Today was the first day I tried using the WiiFit balance board and the WiiFit programme with patients. Their responses were interesting…two of the group of seven didn’t want to know about it ‘I hate computers and computer games’ they said. Three of the group were really keen – and one especially (more about that shortly).
And the pain management team members? Couldn’t get two of them off it tonight!
At the moment, the WiiFit project is at the point where I want to see how people respond to the new technology – I’m using it within the three week interdisciplinary pain management programme, not as a ‘fitness’ or ‘rehabilitation’ tool, but as a fun and leisure activity (similar to the way we get the group members to play cricket, croquet, lawn bowls and table tennis).

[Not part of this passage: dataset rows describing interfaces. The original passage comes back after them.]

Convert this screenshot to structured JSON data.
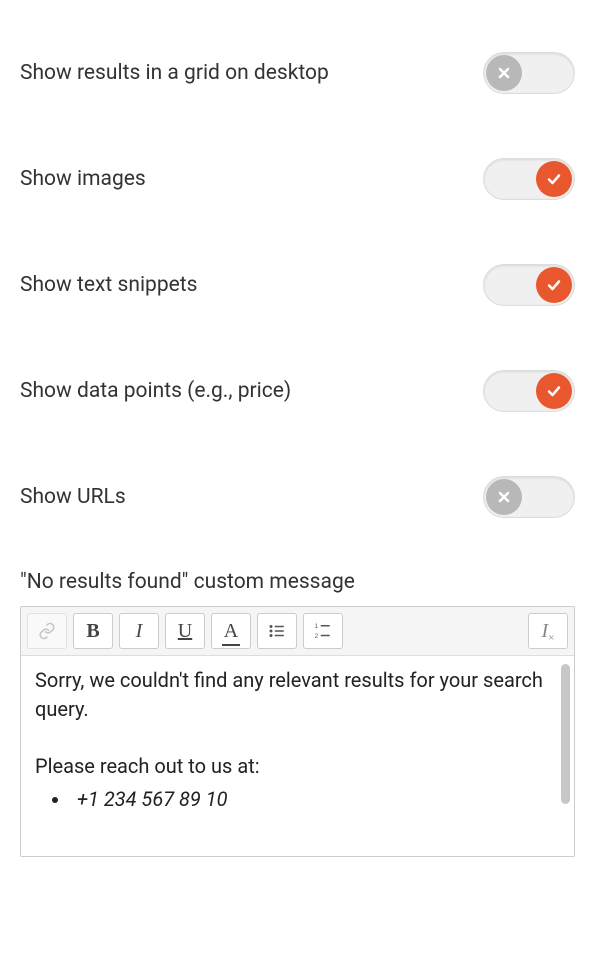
{
  "settings": [
    {
      "key": "grid",
      "label": "Show results in a grid on desktop",
      "value": false
    },
    {
      "key": "images",
      "label": "Show images",
      "value": true
    },
    {
      "key": "snippets",
      "label": "Show text snippets",
      "value": true
    },
    {
      "key": "datapts",
      "label": "Show data points (e.g., price)",
      "value": true
    },
    {
      "key": "urls",
      "label": "Show URLs",
      "value": false
    }
  ],
  "editor": {
    "heading": "\"No results found\" custom message",
    "content": {
      "para1": "Sorry, we couldn't find any relevant results for your search query.",
      "para2": "Please reach out to us at:",
      "bullet1": "+1 234 567 89 10"
    },
    "toolbar": {
      "link": {
        "name": "link-icon"
      },
      "bold": {
        "name": "bold-icon",
        "glyph": "B"
      },
      "italic": {
        "name": "italic-icon",
        "glyph": "I"
      },
      "under": {
        "name": "underline-icon"
      },
      "color": {
        "name": "text-color-icon"
      },
      "ulist": {
        "name": "unordered-list-icon"
      },
      "olist": {
        "name": "ordered-list-icon"
      },
      "clear": {
        "name": "clear-format-icon"
      }
    }
  },
  "colors": {
    "accent": "#e8572e",
    "off": "#b8b8b8"
  }
}
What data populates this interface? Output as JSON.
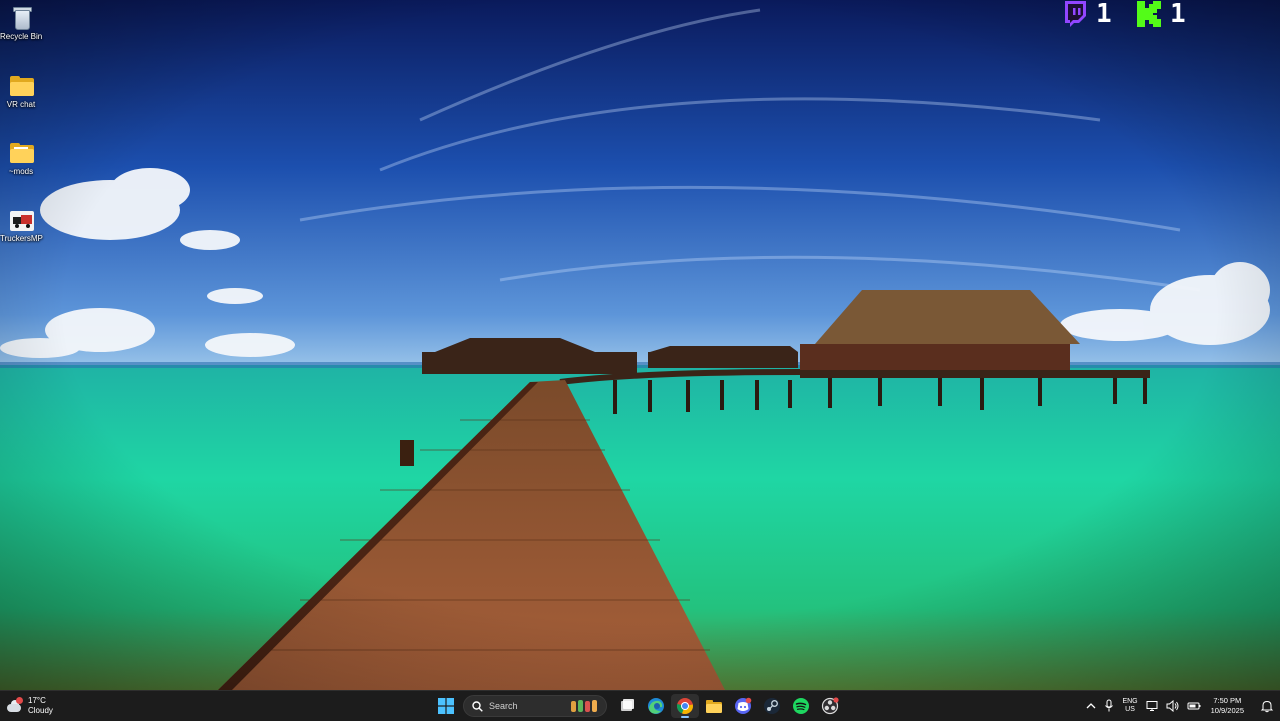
{
  "desktop": {
    "icons": [
      {
        "label": "Recycle Bin",
        "icon": "recycle-bin-icon"
      },
      {
        "label": "VR chat",
        "icon": "folder-icon"
      },
      {
        "label": "~mods",
        "icon": "folder-icon"
      },
      {
        "label": "TruckersMP",
        "icon": "truckersmp-icon"
      }
    ]
  },
  "overlay": {
    "twitch_count": "1",
    "kick_count": "1",
    "twitch_color": "#9146ff",
    "kick_color": "#53fc18"
  },
  "taskbar": {
    "weather": {
      "temp": "17°C",
      "condition": "Cloudy"
    },
    "search": {
      "placeholder": "Search"
    },
    "apps": [
      {
        "name": "start",
        "icon": "windows-start-icon"
      },
      {
        "name": "task-view",
        "icon": "task-view-icon"
      },
      {
        "name": "edge",
        "icon": "edge-icon"
      },
      {
        "name": "chrome",
        "icon": "chrome-icon",
        "active": true
      },
      {
        "name": "file-explorer",
        "icon": "folder-icon"
      },
      {
        "name": "discord",
        "icon": "discord-icon"
      },
      {
        "name": "steam",
        "icon": "steam-icon"
      },
      {
        "name": "spotify",
        "icon": "spotify-icon"
      },
      {
        "name": "obs",
        "icon": "obs-icon"
      }
    ],
    "tray": {
      "language": "ENG",
      "region": "US",
      "time": "7:50 PM",
      "date": "10/9/2025"
    },
    "accent": "#8ac8ff"
  }
}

Initially I just want to see how this group of patients, who are ‘typical’ chronic pain patients, respond. They’re mainly aged between 30 – 55, mixed gender, pain duration of between 12 months and 15 years, mixed pain sites although mainly low back pain, and funded by both accident/compensation and medical/health sources.
I especially want to see whether patients enjoy this type of activity; whether it does help them exercise for longer than our regular exercise circuit (and increase their heart rate to a ‘working’ rate); and whether they have any particular problems with the technology. I’m also curious about how people who may ‘over-do’ activities (ie, those that don’t readily stop when it might be helpful for them to do so) manage with the competitive elements of the programmes.
In time, I’d like to see whether the WiiFit balance board can be used for people with CRPS in the lower limb, because of the weightbearing and weight-shifting aspects of many of the WiiFit activities.
So, today’s experience was fun. Two of the partipants were pleasantly surprised by their skill in the ‘one leg balance’ activity. This involves standing on the balance board on one leg, for 30 seconds, while the balance board records the balance shifts. One woman in particular was really surprised because she thought her leg was very unstable, and that her balance was poor. She scored 86% with that leg and was the top scorer!
The two who really didn’t like the idea of the Wii at all were more concerned about interacting with technology than the exercise component – so it may be important to consider familiarity with computer-based technology when thinking about using the Wii in rehabilitation.
On the Burwood Hospital site there are now three Wii units – one in Spinal Unit, which is being used as part of rehabilitation, one in the Brain Injury Rehabilitation Service which is being used mainly for patient recreation, and this one in the Pain Management Centre which is going to be used for rehabilitation.
I’ll keep you posted on progress over time – any thoughts you have about how it might be used in pain management, or things you think might be interesting to research, let me know! I hope to set up a more formal research project in early to mid 2009, so be quick!